Thanks for being here;
We need your help. The SpaceDaily news network continues to grow but revenues have never been harder to maintain.

With the rise of Ad Blockers, and Facebook - our traditional revenue sources via quality network advertising continues to decline. And unlike so many other news sites, we don't have a paywall - with those annoying usernames and passwords.

Our news coverage takes time and effort to publish 365 days a year.

If you find our news sites informative and useful then please consider becoming a regular supporter or for now make a one off contribution.

SpaceDaily Contributor
$5 Billed Once


credit card or paypal
SpaceDaily Monthly Supporter
$5 Billed Monthly


paypal only

Comment using your Disqus, Facebook, Google or Twitter login.

Share this article via these popular social media networks
del.icio.usdel.icio.us DiggDigg RedditReddit GoogleGoogle

NANO TECH
How Does Your Space Garden Grow

NanoRacks Deploys Second Kaber-Class Microsatellite This Week, First On-Orbit Assembly

Saudi Arabia to invest $1 billion in Virgin Galactic

Mice, fish and flies: the animals still being sent into space

NANO TECH
Launch your design with Cheops

NASA Selects Studies for Gateway Power and Propulsion Element

Arianespace to launch Embratel Star One D2

What Ever Happened to Sea Launch?

NANO TECH
Martian Ridge Brings Out Rover's Color Talents

Next Mars Rover Will Have 23 'Eyes'

In desert of Oman, a gateway to life on Mars

Winters leave marks on Mars' sand dunes

NANO TECH
China's reusable spacecraft to be launched in 2020

Space will see Communist loyalty: Chinese astronaut

China launches three satellites

Mars probe to carry 13 types of payload on 2020 mission

NANO TECH
New Chinese sat comms company awaits approval

Myanmar to launch own satellite system-2 in 2019: vice president

Eutelsat's Airbus-built full electric EUTELSAT 172B satellite reaches geostationary orbit

Turkey, Russia to Enhance Cooperation in the Field of Space Technologies

NANO TECH
New insights into metamaterial magic

Tech increases microfluidic research data output 100-fold

Jellyfish-inspired electronic skin glows when it gets hurt

Novel technique reveals the intricate beauty of a cracked glass

NANO TECH
Overlooked Treasure: The First Evidence of Exoplanets

Atmospheric beacons guide NASA scientists in search for life

Scientists discover new type of deep-sea hunting called kleptopredation

Evolutionary theory suggests aliens might not look all that alien

NANO TECH
Jupiter's X-ray auroras pulse independently

Haumea, the most peculiar of Pluto companions, has a ring around it

Ring around a dwarf planet detected

Helicopter test for Jupiter icy moons radar




Memory Foam Mattress Review
Newsletters :: SpaceDaily :: SpaceWar :: TerraDaily :: Energy Daily
XML Feeds :: Space News :: Earth News :: War News :: Solar Energy News






The content herein, unless otherwise known to be public domain, are Copyright 1995-2017 - Space Media Network.
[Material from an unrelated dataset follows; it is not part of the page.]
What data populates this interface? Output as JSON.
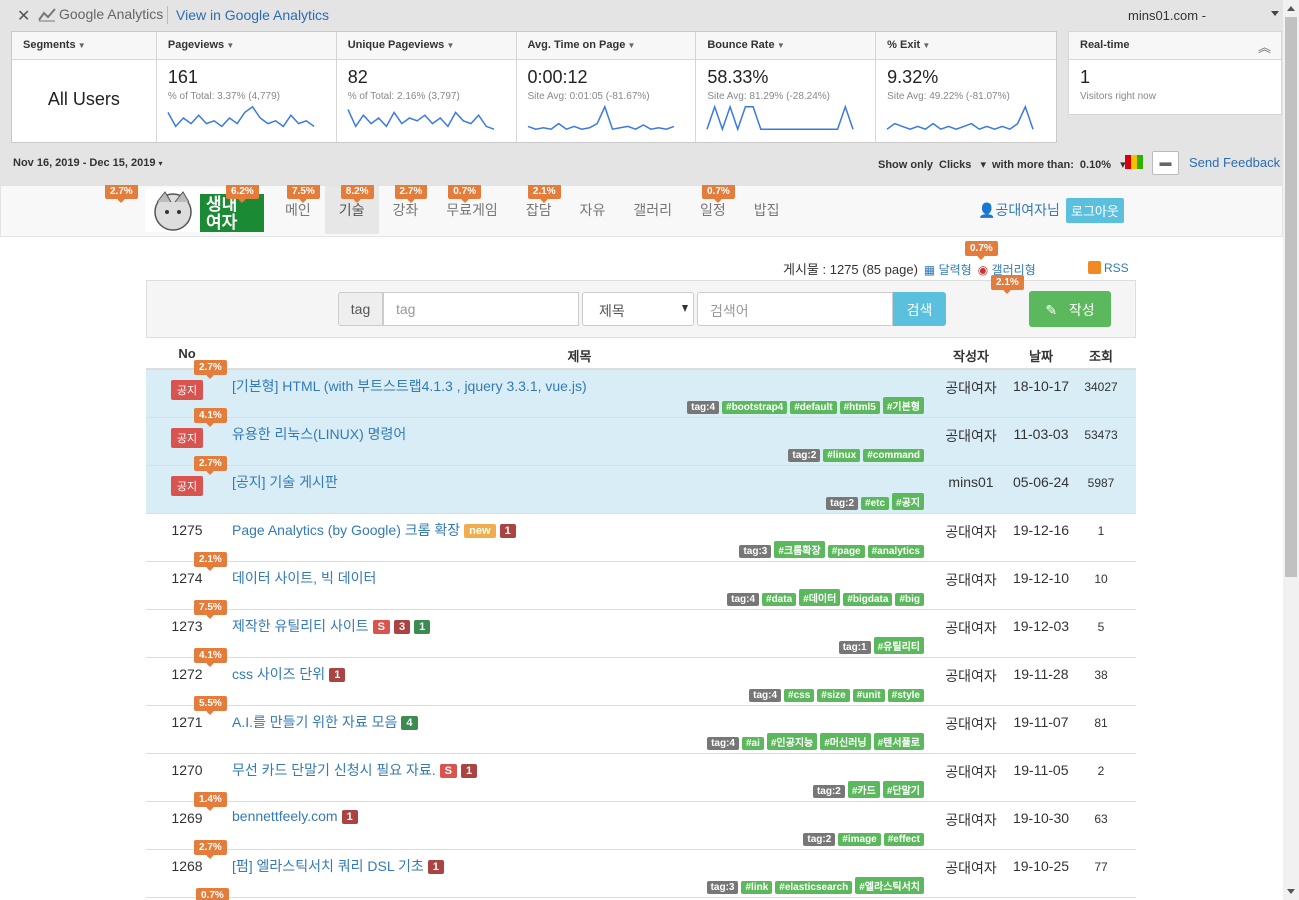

All websites are published in Australia and are solely subject to Australian law and governed by Fair Use principals for news reporting and research purposes. AFP, UPI and IANS news wire stories are copyright Agence France-Presse, United Press International and Indo-Asia News Service. ESA news reports are copyright European Space Agency. All NASA sourced material is public domain. Additional copyrights may apply in whole or part to other bona fide parties. All articles labeled "by Staff Writers" include reports supplied to Space Media Network by industry news wires, PR agencies, corporate press officers and the like. Such articles are individually curated and edited by Space Media Network staff on the basis of the report's information value to our industry and professional readership. Advertising does not imply endorsement, agreement or approval of any opinions, statements or information provided by Space Media Network on any Web page published or hosted by Space Media Network. Privacy Statement